Anti-Rom Measures in Europe Need to be Stopped Tuesday, 24 August 2010: Rene Wadlow
Wandering now from land to land
Who is there here to feel my pain?”
-- Younous Emre, Thirteeth Century Turkish dervish
early August, the French Interior Minister Brice Hortefeux announced
that more than 40 Gypsy camps had been dismantled around France since
President Nicolas Sarkozy had called earlier this summer for a
crackdown on the camps calling them “sources of illegal trafficking,
profoundly shocking living standards, exploitation of children for
begging, prostitution and crime.” Some 300 Roma camps not on municipal
sites organized for Gypsy or “Travellers” are to be demolished and some
— the criteria for expulsion is not clear — expelled mostly to Romania
and Bulgaria.
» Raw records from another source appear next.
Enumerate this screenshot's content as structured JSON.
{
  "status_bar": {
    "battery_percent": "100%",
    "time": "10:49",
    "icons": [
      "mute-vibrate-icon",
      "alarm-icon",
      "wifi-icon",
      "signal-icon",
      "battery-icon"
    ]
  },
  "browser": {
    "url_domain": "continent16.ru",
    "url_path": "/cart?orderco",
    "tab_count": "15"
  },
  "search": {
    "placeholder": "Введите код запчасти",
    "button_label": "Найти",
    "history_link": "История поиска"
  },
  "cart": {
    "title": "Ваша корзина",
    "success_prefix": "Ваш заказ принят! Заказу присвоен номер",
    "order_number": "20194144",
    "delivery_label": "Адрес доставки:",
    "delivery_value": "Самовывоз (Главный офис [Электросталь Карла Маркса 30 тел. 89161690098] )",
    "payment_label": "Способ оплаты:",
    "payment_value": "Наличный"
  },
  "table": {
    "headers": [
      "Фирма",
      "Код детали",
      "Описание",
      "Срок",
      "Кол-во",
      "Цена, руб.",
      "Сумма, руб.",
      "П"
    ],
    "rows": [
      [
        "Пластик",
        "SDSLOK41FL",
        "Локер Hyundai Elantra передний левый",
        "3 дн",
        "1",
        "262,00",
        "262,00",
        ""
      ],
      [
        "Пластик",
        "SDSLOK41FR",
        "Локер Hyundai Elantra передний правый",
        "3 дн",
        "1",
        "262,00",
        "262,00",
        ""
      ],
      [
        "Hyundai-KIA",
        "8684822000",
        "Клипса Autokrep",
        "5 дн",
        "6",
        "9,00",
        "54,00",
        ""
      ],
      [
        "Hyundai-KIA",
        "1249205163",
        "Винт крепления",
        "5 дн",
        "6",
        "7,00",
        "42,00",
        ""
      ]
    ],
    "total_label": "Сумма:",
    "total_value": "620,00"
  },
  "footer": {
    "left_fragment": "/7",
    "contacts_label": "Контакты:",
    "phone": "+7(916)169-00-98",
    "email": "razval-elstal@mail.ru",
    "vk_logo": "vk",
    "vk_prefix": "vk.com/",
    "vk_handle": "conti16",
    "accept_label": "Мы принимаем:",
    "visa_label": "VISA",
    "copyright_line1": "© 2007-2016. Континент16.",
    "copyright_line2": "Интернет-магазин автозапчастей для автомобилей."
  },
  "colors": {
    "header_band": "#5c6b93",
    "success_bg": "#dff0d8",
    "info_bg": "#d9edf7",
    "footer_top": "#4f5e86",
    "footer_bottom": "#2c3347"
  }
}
The political motivations of Mr. Sarkozy are clear: to
pander to the anti-immigration Right — basically the voters of the
National Front — who have long had an anti-immigrant platform.
there have been anti-Rom measures in Germany where some 12,000 Rom are
to be deported to Kosovo, in Italy where a “state of emergency” had
been declared on the basis of fear of Rom immigrants, as well as in
These measures come in the middle of a European Decade
of Roma Inclusion (2005-2015) called by European Union officials as “an
unprecedented commitment by European governments to improve the
socio-economic status and social inclusion of Roma” although public
awareness of the Decade is probably not high.
estimates that there are 10 to 12 million Rom living in the European
Union with the largest concentration in Romania — some two million
according to unofficial estimates. There are also fairly large Rom
groups in the former Soviet Union, in particular the Russian
Federation, Ukraine, Belarus, as well as in Turkey. Originally from
India, the Rom have spread through Europe probably between the ninth
and fourteenth centuries. Why they left northern India is not clear.
They seemed to have been from the start a nomadic population living
from handicrafts and providing music and dance to settled populations.
It is only recently that some Rom intellectuals have become interested
in their Indian heritage and have been making contacts with groups
which still live in India and which may have had common ancestors.
Rom have been known by a host of different names and only in the last
few years have started using “Rom” as a common name in order to achieve
some political attention to their conditions. The Organization for
Security and Cooperation in Europe (OSCE) which created a small program
in 1994 uses the term “Roma and Sinti”. In former Yugoslavia, they are
often called “Egyptians” due to a myth that Rom came from Egypt rather
than India. Useful ethnographic studies on the Rom are published by the
Project on Ethnic Relations, Princeton.(1)
The Rom face a wide
range of often interrelated problems: citizenship, political
participation, racially-motivated violence, poverty, unemployment, and
an image which arouses ancestral fears of Gypsies. Governments and Rom
NGOs need to work together to provide decent living conditions based on
non-discrimination and fundamental rights.
A major difficulty is
that the states with large concentrations of Rom such as Romania and
Bulgaria have limited financial resources, and the Rom have little
political influence in order to get their share. In Western Europe, the
Rom are the easily identified “tip of the iceberg” of the larger issue
of migration and integration as globalization has made the barriers
separating different countries ever more permeable.
Arendt has written “The individual who has lost his place in the
political community risks to drop out of the boundaries of humanity.”
The confrontation between nomad and sedentary peoples is an old one,
always present in different forms and in different places. Compassion
and political imagination are needed. Managing migration in a changing
global environment is a crucial issue. The Gypsy camps are a text of a
society’s ability to mediate between the universal nature of human
rights and the protection of the cultural traits of a people.
Rene Wadlow, Representative to the UN, Geneva, Association of World Citizens.